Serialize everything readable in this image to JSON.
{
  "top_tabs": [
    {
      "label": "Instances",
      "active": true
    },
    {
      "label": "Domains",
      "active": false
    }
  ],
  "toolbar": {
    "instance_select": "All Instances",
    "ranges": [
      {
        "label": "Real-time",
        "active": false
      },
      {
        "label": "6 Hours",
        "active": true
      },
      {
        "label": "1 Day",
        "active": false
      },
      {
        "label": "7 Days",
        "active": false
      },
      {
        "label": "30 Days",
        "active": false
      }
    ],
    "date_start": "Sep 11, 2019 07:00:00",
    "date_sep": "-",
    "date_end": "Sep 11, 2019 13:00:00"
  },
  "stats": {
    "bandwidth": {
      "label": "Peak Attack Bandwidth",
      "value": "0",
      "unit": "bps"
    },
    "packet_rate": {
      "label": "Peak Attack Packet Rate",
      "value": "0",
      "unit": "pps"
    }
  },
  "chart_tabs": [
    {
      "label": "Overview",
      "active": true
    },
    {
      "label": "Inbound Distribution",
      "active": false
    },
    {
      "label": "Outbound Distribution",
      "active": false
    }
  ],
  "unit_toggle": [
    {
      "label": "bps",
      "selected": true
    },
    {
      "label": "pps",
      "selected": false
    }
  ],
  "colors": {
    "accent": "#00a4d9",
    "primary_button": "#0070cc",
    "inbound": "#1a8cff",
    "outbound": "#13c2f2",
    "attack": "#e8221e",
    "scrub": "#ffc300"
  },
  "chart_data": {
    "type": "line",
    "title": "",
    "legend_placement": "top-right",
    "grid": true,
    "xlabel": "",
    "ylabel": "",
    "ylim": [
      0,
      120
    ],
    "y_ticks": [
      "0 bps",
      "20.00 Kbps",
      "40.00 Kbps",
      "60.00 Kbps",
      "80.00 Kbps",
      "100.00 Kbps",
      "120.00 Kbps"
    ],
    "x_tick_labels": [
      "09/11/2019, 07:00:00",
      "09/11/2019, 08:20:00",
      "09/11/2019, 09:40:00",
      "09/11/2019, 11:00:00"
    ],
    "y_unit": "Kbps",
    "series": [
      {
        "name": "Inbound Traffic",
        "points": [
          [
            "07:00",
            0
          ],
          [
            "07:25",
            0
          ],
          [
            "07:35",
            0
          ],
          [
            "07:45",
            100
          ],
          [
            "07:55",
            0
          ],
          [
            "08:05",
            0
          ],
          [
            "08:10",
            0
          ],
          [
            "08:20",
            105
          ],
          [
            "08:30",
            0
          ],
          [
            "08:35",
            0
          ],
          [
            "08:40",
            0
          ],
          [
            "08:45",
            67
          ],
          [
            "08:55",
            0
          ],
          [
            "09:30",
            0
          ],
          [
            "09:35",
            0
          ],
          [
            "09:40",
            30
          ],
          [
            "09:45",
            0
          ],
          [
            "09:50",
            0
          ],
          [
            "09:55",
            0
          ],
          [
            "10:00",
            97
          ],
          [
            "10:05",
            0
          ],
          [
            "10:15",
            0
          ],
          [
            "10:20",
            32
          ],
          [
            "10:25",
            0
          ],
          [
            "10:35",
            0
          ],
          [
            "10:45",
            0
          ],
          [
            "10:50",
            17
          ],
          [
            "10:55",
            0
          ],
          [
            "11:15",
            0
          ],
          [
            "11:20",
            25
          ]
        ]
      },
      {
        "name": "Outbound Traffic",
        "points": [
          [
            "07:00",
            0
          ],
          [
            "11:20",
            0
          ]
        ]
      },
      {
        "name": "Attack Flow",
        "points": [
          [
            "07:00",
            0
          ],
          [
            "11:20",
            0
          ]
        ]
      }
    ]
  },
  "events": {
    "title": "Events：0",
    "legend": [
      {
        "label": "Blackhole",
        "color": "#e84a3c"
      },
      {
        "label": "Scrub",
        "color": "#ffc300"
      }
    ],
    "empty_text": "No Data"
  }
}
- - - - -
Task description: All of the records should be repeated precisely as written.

Solution below:
Serialize everything readable in this image to JSON.
{
  "top_tabs": [
    {
      "label": "Instances",
      "active": true
    },
    {
      "label": "Domains",
      "active": false
    }
  ],
  "toolbar": {
    "instance_select": "All Instances",
    "ranges": [
      {
        "label": "Real-time",
        "active": false
      },
      {
        "label": "6 Hours",
        "active": true
      },
      {
        "label": "1 Day",
        "active": false
      },
      {
        "label": "7 Days",
        "active": false
      },
      {
        "label": "30 Days",
        "active": false
      }
    ],
    "date_start": "Sep 11, 2019 07:00:00",
    "date_sep": "-",
    "date_end": "Sep 11, 2019 13:00:00"
  },
  "stats": {
    "bandwidth": {
      "label": "Peak Attack Bandwidth",
      "value": "0",
      "unit": "bps"
    },
    "packet_rate": {
      "label": "Peak Attack Packet Rate",
      "value": "0",
      "unit": "pps"
    }
  },
  "chart_tabs": [
    {
      "label": "Overview",
      "active": true
    },
    {
      "label": "Inbound Distribution",
      "active": false
    },
    {
      "label": "Outbound Distribution",
      "active": false
    }
  ],
  "unit_toggle": [
    {
      "label": "bps",
      "selected": true
    },
    {
      "label": "pps",
      "selected": false
    }
  ],
  "colors": {
    "accent": "#00a4d9",
    "primary_button": "#0070cc",
    "inbound": "#1a8cff",
    "outbound": "#13c2f2",
    "attack": "#e8221e",
    "scrub": "#ffc300"
  },
  "chart_data": {
    "type": "line",
    "title": "",
    "legend_placement": "top-right",
    "grid": true,
    "xlabel": "",
    "ylabel": "",
    "ylim": [
      0,
      120
    ],
    "y_ticks": [
      "0 bps",
      "20.00 Kbps",
      "40.00 Kbps",
      "60.00 Kbps",
      "80.00 Kbps",
      "100.00 Kbps",
      "120.00 Kbps"
    ],
    "x_tick_labels": [
      "09/11/2019, 07:00:00",
      "09/11/2019, 08:20:00",
      "09/11/2019, 09:40:00",
      "09/11/2019, 11:00:00"
    ],
    "y_unit": "Kbps",
    "series": [
      {
        "name": "Inbound Traffic",
        "points": [
          [
            "07:00",
            0
          ],
          [
            "07:25",
            0
          ],
          [
            "07:35",
            0
          ],
          [
            "07:45",
            100
          ],
          [
            "07:55",
            0
          ],
          [
            "08:05",
            0
          ],
          [
            "08:10",
            0
          ],
          [
            "08:20",
            105
          ],
          [
            "08:30",
            0
          ],
          [
            "08:35",
            0
          ],
          [
            "08:40",
            0
          ],
          [
            "08:45",
            67
          ],
          [
            "08:55",
            0
          ],
          [
            "09:30",
            0
          ],
          [
            "09:35",
            0
          ],
          [
            "09:40",
            30
          ],
          [
            "09:45",
            0
          ],
          [
            "09:50",
            0
          ],
          [
            "09:55",
            0
          ],
          [
            "10:00",
            97
          ],
          [
            "10:05",
            0
          ],
          [
            "10:15",
            0
          ],
          [
            "10:20",
            32
          ],
          [
            "10:25",
            0
          ],
          [
            "10:35",
            0
          ],
          [
            "10:45",
            0
          ],
          [
            "10:50",
            17
          ],
          [
            "10:55",
            0
          ],
          [
            "11:15",
            0
          ],
          [
            "11:20",
            25
          ]
        ]
      },
      {
        "name": "Outbound Traffic",
        "points": [
          [
            "07:00",
            0
          ],
          [
            "11:20",
            0
          ]
        ]
      },
      {
        "name": "Attack Flow",
        "points": [
          [
            "07:00",
            0
          ],
          [
            "11:20",
            0
          ]
        ]
      }
    ]
  },
  "events": {
    "title": "Events：0",
    "legend": [
      {
        "label": "Blackhole",
        "color": "#e84a3c"
      },
      {
        "label": "Scrub",
        "color": "#ffc300"
      }
    ],
    "empty_text": "No Data"
  }
}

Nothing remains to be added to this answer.